Hood is in far better form here than he was in X-Men Origins: Wolverine. Whether that’s because he’s matured or because he’s working with better material, I can’t tell. He brings a talented crew behind him that includes editors Lee Smith (The Dark Knight) and Zach Staenberg (The Matrix Trilogy), cinematographer Donald McAlpine (Moulin Rouge!), composer Steve Jablonsky (Transformers) and art director A. Todd Holland (Minority Report). Hood also uses SFX company Digital Domain to create all the CGI digital effects — in an interesting twist, Digital Domain is one of the partner companies producing the movie. The result of all this talent is a movie that pops off the screen and is shiny and clean.
The movie touches upon a lot of the central themes of the novel: the price of turning affable young men and women into warriors to defend and protect us; the noble loneliness that those tasked with greatness have to walk, the cost of victory.
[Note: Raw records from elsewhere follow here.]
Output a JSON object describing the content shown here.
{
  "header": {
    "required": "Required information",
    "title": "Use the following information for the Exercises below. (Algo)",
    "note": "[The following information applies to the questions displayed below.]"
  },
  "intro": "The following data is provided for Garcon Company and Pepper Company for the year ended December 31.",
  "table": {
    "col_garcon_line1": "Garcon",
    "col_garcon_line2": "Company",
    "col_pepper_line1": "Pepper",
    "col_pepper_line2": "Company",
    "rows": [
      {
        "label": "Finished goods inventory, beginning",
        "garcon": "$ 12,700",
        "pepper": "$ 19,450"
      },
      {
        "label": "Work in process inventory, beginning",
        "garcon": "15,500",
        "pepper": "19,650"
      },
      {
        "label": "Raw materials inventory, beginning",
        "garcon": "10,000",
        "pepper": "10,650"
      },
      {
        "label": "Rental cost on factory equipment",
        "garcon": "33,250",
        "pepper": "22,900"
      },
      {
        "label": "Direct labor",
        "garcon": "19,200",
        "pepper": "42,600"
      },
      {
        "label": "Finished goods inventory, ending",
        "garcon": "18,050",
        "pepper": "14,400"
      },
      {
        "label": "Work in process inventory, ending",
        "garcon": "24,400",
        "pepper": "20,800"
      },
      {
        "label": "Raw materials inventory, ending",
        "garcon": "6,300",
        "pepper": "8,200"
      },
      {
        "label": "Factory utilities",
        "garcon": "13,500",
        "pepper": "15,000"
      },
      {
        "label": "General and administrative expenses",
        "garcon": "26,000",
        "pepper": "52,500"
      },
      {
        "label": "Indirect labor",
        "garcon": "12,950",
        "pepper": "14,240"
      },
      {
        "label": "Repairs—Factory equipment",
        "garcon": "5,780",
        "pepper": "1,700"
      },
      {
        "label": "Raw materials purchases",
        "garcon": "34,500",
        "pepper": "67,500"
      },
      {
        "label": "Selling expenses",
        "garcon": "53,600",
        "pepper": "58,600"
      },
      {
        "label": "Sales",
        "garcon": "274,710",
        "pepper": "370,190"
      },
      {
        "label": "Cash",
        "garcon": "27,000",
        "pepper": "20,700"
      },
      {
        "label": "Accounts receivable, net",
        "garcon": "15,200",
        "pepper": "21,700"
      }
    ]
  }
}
But it does so very briskly. Perhaps it’s because it cuts down a lot of the events that take place at Battle School — the bulk of the novel — and limits it to a few scenes and a few of the battles between the various “armies.” Fans of the novel will feel short-shrifted by this decision, but I think the movie does it in order to avoid dragging the story. We know Ender will rise up to be the great military leader humanity needs. But is a movie that deals with such heady topics a bit too laissez-faire with it all?
And yet, perhaps the more difficult thing to admit is that, while it is a well-done movie, it doesn’t stay with you for long. It’s efficient and it’s pretty to look at, but it lacks the punch that the novel has when those revelations hit you. Perhaps it’s a negative side effect of being such an influential work. By now, it’s been disseminated and refined in other works and other projects — everything from The Matrix to The Hunger Games displays some sort of influence derived from Ender’s Game. Even so, it’s difficult to look at this movie and not think that it might have had a greater impact had it come out 20 years ago or so. The movie hits the high points of the novel, but it’s not the novel.
Looking at it from a distance, Ender’s Game is a very good adaptation of a great novel. The central character is portrayed well and the struggles he goes through are at the core of the story It’s central question of “Is it worth it to win if you lose who you are?” is right in there. That said, I struggled in this review to explain why it’s so well done and yet not as good as it perhaps could have been. Is it a great movie? No. But it’s probably as good an adaptation as can be made. Sometimes that is all you can get.